"Even though there has been no definitive link of illness between our products and people who have become ill, we are very concerned for their well-being and (are) working in their best interests. Our thoughts are with those who have become ill at this time."
XL Foods also said it will continue to keep customers and consumers informed when investigation findings become available.
Since Sept. 16, the CFIA has issued at least seven recall alerts for XL Foods Inc. ground beef products from its Lakeside plant over E. coli concerns. There are no reported cases of people getting sick from eating the ground beef.
Canada revoked the plant's permit to export beef to the U.S. on Sept. 13 at the request of the U.S. Department of Agriculture.
XL Foods said there were two deficiencies cited by the CFIA in the ground beef recall — the first, it says, was the application of trend analysis performed by the company, and XL Foods said it has developed a plan "that exceeds industry standards and has been accepted by CFIA."
The second deficiency, XL Foods says, related to documentation of process.
"XL has implemented increased documentation processes to comply with CFIA requests. By developing these enhanced measures XL will increase the level of food safety," the statement said.
The CFIA alert issued Wednesday morning warns people not to eat the brand of beef steak sold in the Edmonton 50th Street Costco because it may be contaminated with E. coli. The steaks were sold and packaged between Sept. 4 to Sept. 7.
E. coli O157:H7 is potentially deadly. Health officials say it can cause bloody diarrhea, dehydration and, in the most severe cases, kidney failure.

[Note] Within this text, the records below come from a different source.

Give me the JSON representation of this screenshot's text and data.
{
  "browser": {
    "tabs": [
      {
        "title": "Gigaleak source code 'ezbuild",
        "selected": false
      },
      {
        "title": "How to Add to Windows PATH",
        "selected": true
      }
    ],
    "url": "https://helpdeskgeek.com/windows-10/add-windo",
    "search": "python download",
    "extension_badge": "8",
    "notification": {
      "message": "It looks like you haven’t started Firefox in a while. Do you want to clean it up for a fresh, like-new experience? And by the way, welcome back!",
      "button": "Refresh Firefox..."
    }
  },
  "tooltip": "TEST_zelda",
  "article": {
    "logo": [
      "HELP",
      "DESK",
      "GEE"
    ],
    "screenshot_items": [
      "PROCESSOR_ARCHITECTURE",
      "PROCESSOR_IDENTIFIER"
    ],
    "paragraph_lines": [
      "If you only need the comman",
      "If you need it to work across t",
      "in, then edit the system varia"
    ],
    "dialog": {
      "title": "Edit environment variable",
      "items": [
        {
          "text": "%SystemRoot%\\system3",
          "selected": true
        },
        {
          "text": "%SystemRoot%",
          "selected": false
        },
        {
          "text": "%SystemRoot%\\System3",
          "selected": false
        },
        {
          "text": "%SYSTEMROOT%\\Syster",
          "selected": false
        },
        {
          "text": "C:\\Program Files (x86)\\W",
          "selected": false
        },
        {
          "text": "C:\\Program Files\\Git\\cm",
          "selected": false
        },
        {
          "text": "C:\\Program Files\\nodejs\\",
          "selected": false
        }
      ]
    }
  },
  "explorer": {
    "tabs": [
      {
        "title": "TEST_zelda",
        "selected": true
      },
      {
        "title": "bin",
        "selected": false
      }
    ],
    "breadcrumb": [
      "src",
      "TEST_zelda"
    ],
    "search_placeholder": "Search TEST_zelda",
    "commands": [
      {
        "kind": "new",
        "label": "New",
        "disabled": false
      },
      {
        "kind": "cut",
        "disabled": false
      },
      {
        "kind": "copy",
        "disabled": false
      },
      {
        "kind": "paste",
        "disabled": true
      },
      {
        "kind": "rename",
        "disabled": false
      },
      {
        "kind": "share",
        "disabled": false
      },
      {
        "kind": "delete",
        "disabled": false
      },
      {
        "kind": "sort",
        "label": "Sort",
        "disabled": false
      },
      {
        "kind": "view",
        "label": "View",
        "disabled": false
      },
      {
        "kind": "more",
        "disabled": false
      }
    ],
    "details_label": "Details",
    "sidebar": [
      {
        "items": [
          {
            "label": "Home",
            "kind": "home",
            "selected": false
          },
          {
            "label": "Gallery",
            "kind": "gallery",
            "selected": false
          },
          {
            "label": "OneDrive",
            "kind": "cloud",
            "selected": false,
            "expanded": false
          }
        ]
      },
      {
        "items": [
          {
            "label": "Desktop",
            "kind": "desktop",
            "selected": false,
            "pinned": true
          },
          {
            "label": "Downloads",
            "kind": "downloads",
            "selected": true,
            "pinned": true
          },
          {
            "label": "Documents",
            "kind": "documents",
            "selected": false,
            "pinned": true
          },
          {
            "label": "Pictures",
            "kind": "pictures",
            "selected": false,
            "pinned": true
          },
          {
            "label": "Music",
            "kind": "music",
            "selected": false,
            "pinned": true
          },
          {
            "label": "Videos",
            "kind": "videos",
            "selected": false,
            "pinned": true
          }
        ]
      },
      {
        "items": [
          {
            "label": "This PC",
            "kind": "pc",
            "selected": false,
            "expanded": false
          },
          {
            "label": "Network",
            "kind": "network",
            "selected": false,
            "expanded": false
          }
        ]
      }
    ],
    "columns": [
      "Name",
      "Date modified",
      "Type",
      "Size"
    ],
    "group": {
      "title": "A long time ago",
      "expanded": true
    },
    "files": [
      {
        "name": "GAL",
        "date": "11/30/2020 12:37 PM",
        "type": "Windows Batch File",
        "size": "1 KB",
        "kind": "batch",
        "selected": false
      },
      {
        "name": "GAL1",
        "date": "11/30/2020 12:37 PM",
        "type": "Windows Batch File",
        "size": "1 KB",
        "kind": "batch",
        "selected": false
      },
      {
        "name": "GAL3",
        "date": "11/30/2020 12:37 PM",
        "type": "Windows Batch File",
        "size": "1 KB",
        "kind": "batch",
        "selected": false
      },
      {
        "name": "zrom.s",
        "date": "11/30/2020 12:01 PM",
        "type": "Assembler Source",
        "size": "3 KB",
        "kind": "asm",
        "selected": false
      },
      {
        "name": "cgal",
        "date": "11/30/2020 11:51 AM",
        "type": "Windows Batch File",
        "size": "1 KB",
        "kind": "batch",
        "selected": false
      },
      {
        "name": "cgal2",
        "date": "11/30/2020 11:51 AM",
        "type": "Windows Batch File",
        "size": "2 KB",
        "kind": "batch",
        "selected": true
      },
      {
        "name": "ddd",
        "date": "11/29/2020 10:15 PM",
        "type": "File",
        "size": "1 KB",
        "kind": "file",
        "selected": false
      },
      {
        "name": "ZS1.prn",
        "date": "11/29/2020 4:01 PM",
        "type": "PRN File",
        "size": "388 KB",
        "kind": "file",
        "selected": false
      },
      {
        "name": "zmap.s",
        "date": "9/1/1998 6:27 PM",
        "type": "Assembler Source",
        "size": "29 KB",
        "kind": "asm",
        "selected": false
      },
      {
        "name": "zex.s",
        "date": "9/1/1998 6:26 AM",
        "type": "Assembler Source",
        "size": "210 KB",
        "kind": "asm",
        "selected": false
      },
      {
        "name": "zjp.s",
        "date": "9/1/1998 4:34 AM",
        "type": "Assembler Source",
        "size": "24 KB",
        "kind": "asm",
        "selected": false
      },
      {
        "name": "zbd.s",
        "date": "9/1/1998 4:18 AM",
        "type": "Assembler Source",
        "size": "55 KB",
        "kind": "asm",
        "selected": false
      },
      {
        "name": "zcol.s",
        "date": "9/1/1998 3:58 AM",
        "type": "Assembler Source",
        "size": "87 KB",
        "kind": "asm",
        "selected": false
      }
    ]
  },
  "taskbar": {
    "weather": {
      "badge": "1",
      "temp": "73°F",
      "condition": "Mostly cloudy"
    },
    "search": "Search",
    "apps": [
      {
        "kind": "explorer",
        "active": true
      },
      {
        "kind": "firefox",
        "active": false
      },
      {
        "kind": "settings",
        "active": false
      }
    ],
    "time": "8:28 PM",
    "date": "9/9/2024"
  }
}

Predy said investigators were able to test an uncooked steak that came from a package of Costco steaks and compared it to a sample from a person who got ill eating another one of the steaks.
"The lab did confirm that not only was the steak growing E.coli, but it was the same genetic pattern as the individuals who were ill."
On Wednesday, the U.S. Food Safety Inspection Service (FSIS) issued a release that says whole cuts of beef were produced at the XL Foods plant on the same production dates as the suspected tainted ground beef.
The meat cuts were used by a U.S. manufacturer to make other food products, which have not been identified.
U.S. food inspectors say that information from the Canadian Food Inspection Agency leads them to believe "that beef from cattle slaughtered during the period associated with the recall was produced under unsanitary conditions that resulted in a high event period ... when trim from carcasses exhibited an unusually high frequency of positive findings for the possible presence of E. coli 0157:H7."
"Because FSIS now has evidence gathered through effectiveness checks that whole muscle cuts were being used to produce ground beef, the agency is issuing this public health alert."
The union that represents food inspectors in Canada is raising questions about a federal government plan to eliminate the inspection of food shipments at some Canada-U.S. border points. It is also speaking out about the practice of allowing the meat industry to partly police itself.
The Public Service Alliance of Canada points out it was tests by U.S. inspectors at a Montana border crossing that first detected E. coli in XL Foods ground beef on Sept. 3.
Union vice-president Fabian Murphy said Canada and the U.S. are negotiating the elimination of the inspection program.
"XL Foods is a perfect example of why we need to keep and strengthen food inspection at the border, not eliminate it," he said Wednesday from Ottawa.
XL says the Lakeside plant is the largest Canadian-owned beef facility and second largest in the country behind U.S.-owned Cargill.
Some cattle producers are wondering how the E. coli recall and export ban will affect their businesses.
Alberta health officials say there have been 66 E. coli cases in the province this year, but the numbers are down from years past because of better food handling and other safeguards.
Predy said Costco said it's no longer using the tenderizer machine.